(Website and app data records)
++++++++++

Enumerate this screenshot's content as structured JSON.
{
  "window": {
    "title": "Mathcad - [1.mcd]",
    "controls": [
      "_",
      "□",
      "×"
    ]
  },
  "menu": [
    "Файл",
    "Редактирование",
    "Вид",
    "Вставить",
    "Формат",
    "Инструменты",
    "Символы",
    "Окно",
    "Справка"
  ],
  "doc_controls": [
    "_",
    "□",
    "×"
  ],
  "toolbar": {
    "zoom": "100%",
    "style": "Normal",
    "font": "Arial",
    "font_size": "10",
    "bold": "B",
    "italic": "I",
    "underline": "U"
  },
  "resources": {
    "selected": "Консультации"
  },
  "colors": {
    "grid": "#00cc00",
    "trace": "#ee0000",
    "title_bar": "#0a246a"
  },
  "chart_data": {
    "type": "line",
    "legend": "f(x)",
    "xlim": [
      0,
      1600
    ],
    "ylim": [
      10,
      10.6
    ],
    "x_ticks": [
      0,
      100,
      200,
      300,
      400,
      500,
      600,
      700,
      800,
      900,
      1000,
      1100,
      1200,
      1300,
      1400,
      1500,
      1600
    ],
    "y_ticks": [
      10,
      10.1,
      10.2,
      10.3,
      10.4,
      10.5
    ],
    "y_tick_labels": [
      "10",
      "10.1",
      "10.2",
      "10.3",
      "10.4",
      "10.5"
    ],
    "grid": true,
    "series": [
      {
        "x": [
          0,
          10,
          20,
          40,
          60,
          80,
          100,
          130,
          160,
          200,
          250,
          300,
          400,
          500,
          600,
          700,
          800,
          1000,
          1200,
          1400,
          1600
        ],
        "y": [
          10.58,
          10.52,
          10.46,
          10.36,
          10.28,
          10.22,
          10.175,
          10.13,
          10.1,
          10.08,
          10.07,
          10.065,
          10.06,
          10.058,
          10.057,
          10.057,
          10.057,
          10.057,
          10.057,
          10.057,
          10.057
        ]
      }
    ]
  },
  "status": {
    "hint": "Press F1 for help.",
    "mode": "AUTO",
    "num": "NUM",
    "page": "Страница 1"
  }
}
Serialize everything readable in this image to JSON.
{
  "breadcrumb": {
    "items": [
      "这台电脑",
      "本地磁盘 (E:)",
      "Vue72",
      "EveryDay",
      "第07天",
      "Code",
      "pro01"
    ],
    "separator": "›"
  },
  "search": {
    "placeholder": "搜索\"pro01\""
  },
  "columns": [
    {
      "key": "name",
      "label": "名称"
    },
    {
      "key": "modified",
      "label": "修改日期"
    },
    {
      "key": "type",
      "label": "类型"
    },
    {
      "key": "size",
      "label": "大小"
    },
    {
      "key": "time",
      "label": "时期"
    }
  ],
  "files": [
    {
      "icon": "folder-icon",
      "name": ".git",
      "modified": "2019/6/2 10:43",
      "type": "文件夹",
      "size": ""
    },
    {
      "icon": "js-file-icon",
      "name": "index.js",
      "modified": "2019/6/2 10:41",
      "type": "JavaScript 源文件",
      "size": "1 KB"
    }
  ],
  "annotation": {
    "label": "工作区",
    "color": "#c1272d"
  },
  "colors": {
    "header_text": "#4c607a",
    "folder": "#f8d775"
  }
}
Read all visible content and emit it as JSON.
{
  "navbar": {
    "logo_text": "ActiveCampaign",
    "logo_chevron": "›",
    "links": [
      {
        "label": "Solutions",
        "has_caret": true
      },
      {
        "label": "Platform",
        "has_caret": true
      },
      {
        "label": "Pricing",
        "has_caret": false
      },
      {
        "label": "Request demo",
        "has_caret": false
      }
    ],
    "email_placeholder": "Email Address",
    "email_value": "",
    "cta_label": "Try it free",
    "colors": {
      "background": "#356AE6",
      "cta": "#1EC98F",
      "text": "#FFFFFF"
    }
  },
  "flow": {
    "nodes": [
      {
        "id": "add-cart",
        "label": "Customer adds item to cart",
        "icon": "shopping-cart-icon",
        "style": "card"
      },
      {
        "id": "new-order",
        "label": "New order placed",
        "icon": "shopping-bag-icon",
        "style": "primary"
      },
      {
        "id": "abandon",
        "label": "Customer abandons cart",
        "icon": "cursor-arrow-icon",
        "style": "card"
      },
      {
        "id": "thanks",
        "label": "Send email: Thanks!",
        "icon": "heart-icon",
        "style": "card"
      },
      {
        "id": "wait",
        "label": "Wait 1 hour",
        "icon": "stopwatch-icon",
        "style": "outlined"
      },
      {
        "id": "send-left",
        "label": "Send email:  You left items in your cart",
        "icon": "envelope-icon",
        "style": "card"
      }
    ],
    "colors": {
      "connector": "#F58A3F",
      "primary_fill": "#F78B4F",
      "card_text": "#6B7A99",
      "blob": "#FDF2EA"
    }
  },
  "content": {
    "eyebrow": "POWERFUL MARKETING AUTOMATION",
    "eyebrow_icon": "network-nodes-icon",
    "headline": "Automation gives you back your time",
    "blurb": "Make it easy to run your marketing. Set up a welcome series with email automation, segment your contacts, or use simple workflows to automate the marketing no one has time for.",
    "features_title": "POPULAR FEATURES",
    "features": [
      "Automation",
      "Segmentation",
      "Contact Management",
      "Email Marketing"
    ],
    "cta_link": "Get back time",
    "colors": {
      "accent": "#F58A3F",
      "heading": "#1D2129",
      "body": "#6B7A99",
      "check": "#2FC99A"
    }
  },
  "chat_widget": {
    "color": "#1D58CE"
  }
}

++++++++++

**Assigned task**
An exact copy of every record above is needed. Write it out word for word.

**Output for this task**
Enumerate this screenshot's content as structured JSON.
{
  "window": {
    "title": "Mathcad - [1.mcd]",
    "controls": [
      "_",
      "□",
      "×"
    ]
  },
  "menu": [
    "Файл",
    "Редактирование",
    "Вид",
    "Вставить",
    "Формат",
    "Инструменты",
    "Символы",
    "Окно",
    "Справка"
  ],
  "doc_controls": [
    "_",
    "□",
    "×"
  ],
  "toolbar": {
    "zoom": "100%",
    "style": "Normal",
    "font": "Arial",
    "font_size": "10",
    "bold": "B",
    "italic": "I",
    "underline": "U"
  },
  "resources": {
    "selected": "Консультации"
  },
  "colors": {
    "grid": "#00cc00",
    "trace": "#ee0000",
    "title_bar": "#0a246a"
  },
  "chart_data": {
    "type": "line",
    "legend": "f(x)",
    "xlim": [
      0,
      1600
    ],
    "ylim": [
      10,
      10.6
    ],
    "x_ticks": [
      0,
      100,
      200,
      300,
      400,
      500,
      600,
      700,
      800,
      900,
      1000,
      1100,
      1200,
      1300,
      1400,
      1500,
      1600
    ],
    "y_ticks": [
      10,
      10.1,
      10.2,
      10.3,
      10.4,
      10.5
    ],
    "y_tick_labels": [
      "10",
      "10.1",
      "10.2",
      "10.3",
      "10.4",
      "10.5"
    ],
    "grid": true,
    "series": [
      {
        "x": [
          0,
          10,
          20,
          40,
          60,
          80,
          100,
          130,
          160,
          200,
          250,
          300,
          400,
          500,
          600,
          700,
          800,
          1000,
          1200,
          1400,
          1600
        ],
        "y": [
          10.58,
          10.52,
          10.46,
          10.36,
          10.28,
          10.22,
          10.175,
          10.13,
          10.1,
          10.08,
          10.07,
          10.065,
          10.06,
          10.058,
          10.057,
          10.057,
          10.057,
          10.057,
          10.057,
          10.057,
          10.057
        ]
      }
    ]
  },
  "status": {
    "hint": "Press F1 for help.",
    "mode": "AUTO",
    "num": "NUM",
    "page": "Страница 1"
  }
}
Serialize everything readable in this image to JSON.
{
  "breadcrumb": {
    "items": [
      "这台电脑",
      "本地磁盘 (E:)",
      "Vue72",
      "EveryDay",
      "第07天",
      "Code",
      "pro01"
    ],
    "separator": "›"
  },
  "search": {
    "placeholder": "搜索\"pro01\""
  },
  "columns": [
    {
      "key": "name",
      "label": "名称"
    },
    {
      "key": "modified",
      "label": "修改日期"
    },
    {
      "key": "type",
      "label": "类型"
    },
    {
      "key": "size",
      "label": "大小"
    },
    {
      "key": "time",
      "label": "时期"
    }
  ],
  "files": [
    {
      "icon": "folder-icon",
      "name": ".git",
      "modified": "2019/6/2 10:43",
      "type": "文件夹",
      "size": ""
    },
    {
      "icon": "js-file-icon",
      "name": "index.js",
      "modified": "2019/6/2 10:41",
      "type": "JavaScript 源文件",
      "size": "1 KB"
    }
  ],
  "annotation": {
    "label": "工作区",
    "color": "#c1272d"
  },
  "colors": {
    "header_text": "#4c607a",
    "folder": "#f8d775"
  }
}
Read all visible content and emit it as JSON.
{
  "navbar": {
    "logo_text": "ActiveCampaign",
    "logo_chevron": "›",
    "links": [
      {
        "label": "Solutions",
        "has_caret": true
      },
      {
        "label": "Platform",
        "has_caret": true
      },
      {
        "label": "Pricing",
        "has_caret": false
      },
      {
        "label": "Request demo",
        "has_caret": false
      }
    ],
    "email_placeholder": "Email Address",
    "email_value": "",
    "cta_label": "Try it free",
    "colors": {
      "background": "#356AE6",
      "cta": "#1EC98F",
      "text": "#FFFFFF"
    }
  },
  "flow": {
    "nodes": [
      {
        "id": "add-cart",
        "label": "Customer adds item to cart",
        "icon": "shopping-cart-icon",
        "style": "card"
      },
      {
        "id": "new-order",
        "label": "New order placed",
        "icon": "shopping-bag-icon",
        "style": "primary"
      },
      {
        "id": "abandon",
        "label": "Customer abandons cart",
        "icon": "cursor-arrow-icon",
        "style": "card"
      },
      {
        "id": "thanks",
        "label": "Send email: Thanks!",
        "icon": "heart-icon",
        "style": "card"
      },
      {
        "id": "wait",
        "label": "Wait 1 hour",
        "icon": "stopwatch-icon",
        "style": "outlined"
      },
      {
        "id": "send-left",
        "label": "Send email:  You left items in your cart",
        "icon": "envelope-icon",
        "style": "card"
      }
    ],
    "colors": {
      "connector": "#F58A3F",
      "primary_fill": "#F78B4F",
      "card_text": "#6B7A99",
      "blob": "#FDF2EA"
    }
  },
  "content": {
    "eyebrow": "POWERFUL MARKETING AUTOMATION",
    "eyebrow_icon": "network-nodes-icon",
    "headline": "Automation gives you back your time",
    "blurb": "Make it easy to run your marketing. Set up a welcome series with email automation, segment your contacts, or use simple workflows to automate the marketing no one has time for.",
    "features_title": "POPULAR FEATURES",
    "features": [
      "Automation",
      "Segmentation",
      "Contact Management",
      "Email Marketing"
    ],
    "cta_link": "Get back time",
    "colors": {
      "accent": "#F58A3F",
      "heading": "#1D2129",
      "body": "#6B7A99",
      "check": "#2FC99A"
    }
  },
  "chat_widget": {
    "color": "#1D58CE"
  }
}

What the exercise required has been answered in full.